(THE TASK) Only the lines from the one containing "What's the underlying" through the final line of the entries below are wanted, each copied exactly.

[Dataset rows for apps and sites]

====

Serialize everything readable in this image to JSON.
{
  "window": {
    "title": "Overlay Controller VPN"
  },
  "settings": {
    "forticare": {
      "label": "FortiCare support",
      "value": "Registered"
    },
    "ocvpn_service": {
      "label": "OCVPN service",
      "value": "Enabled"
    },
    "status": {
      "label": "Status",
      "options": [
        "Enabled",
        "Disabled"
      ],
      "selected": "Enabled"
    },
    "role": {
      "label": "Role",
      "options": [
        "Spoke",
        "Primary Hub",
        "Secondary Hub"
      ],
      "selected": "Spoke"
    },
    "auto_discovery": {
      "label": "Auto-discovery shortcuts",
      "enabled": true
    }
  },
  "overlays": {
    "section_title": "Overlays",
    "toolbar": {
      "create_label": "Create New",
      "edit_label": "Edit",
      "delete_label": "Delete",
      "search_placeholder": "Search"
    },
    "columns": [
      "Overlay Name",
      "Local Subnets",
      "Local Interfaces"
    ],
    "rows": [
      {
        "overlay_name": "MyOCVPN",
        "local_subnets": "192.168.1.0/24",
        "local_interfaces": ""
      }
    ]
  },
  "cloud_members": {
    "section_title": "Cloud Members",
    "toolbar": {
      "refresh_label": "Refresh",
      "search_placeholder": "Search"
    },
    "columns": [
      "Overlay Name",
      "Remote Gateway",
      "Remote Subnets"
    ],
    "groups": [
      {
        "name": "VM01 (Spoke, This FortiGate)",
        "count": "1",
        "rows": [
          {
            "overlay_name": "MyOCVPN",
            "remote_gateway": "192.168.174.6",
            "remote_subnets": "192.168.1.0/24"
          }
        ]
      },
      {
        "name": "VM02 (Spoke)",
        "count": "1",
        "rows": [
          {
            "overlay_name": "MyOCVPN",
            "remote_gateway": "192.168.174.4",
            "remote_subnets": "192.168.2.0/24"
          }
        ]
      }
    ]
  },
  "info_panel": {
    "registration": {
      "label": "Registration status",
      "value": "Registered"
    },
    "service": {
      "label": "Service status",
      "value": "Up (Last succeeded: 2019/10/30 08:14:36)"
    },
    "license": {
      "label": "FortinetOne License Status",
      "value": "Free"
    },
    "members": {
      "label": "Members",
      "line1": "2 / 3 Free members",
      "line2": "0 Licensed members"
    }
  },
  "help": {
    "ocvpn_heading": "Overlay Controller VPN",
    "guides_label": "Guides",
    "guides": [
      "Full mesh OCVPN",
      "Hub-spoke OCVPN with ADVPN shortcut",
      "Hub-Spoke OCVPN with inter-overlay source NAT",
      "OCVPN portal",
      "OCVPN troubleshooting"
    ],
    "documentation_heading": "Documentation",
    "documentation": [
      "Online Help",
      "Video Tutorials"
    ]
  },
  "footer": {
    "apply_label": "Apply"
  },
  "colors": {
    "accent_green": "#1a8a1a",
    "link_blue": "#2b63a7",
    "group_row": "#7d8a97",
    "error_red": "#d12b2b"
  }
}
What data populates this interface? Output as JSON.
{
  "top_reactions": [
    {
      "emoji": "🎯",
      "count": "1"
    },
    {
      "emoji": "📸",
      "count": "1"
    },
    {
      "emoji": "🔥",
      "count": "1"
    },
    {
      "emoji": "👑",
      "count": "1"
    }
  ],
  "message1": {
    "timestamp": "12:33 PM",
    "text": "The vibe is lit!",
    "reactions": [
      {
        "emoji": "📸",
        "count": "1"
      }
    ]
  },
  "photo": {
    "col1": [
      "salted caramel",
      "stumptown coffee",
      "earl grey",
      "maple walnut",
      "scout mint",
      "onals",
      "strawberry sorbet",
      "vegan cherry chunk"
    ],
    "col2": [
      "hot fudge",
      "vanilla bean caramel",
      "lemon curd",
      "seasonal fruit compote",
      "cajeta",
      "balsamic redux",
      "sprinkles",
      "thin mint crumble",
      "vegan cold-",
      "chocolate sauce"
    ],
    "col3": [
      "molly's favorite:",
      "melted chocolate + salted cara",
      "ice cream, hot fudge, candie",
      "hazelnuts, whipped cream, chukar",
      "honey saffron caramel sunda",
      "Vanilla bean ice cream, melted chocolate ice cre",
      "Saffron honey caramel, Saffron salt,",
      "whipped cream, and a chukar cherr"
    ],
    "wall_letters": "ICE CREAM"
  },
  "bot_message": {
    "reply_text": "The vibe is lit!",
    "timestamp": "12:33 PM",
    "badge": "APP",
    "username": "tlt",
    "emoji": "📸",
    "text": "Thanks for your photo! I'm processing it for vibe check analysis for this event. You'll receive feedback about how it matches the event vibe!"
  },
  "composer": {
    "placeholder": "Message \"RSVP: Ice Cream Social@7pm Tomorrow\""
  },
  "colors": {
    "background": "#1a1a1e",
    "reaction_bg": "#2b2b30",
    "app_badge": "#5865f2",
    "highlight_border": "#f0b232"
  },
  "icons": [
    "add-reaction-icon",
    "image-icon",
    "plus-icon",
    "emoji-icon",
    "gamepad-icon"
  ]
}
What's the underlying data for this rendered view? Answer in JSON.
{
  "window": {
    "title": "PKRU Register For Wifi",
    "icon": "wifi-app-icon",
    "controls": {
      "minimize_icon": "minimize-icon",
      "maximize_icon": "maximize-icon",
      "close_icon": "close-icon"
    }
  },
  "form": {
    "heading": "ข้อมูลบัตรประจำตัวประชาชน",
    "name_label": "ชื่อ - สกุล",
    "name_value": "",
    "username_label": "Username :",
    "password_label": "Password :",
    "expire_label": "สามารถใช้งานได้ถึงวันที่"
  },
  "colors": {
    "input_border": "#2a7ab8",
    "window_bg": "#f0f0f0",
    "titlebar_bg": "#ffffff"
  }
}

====

(RESPONSE FOR THIS EXERCISE)
What's the underlying data for this rendered view? Answer in JSON.
{
  "window": {
    "title": "PKRU Register For Wifi",
    "icon": "wifi-app-icon",
    "controls": {
      "minimize_icon": "minimize-icon",
      "maximize_icon": "maximize-icon",
      "close_icon": "close-icon"
    }
  },
  "form": {
    "heading": "ข้อมูลบัตรประจำตัวประชาชน",
    "name_label": "ชื่อ - สกุล",
    "name_value": "",
    "username_label": "Username :",
    "password_label": "Password :",
    "expire_label": "สามารถใช้งานได้ถึงวันที่"
  },
  "colors": {
    "input_border": "#2a7ab8",
    "window_bg": "#f0f0f0",
    "titlebar_bg": "#ffffff"
  }
}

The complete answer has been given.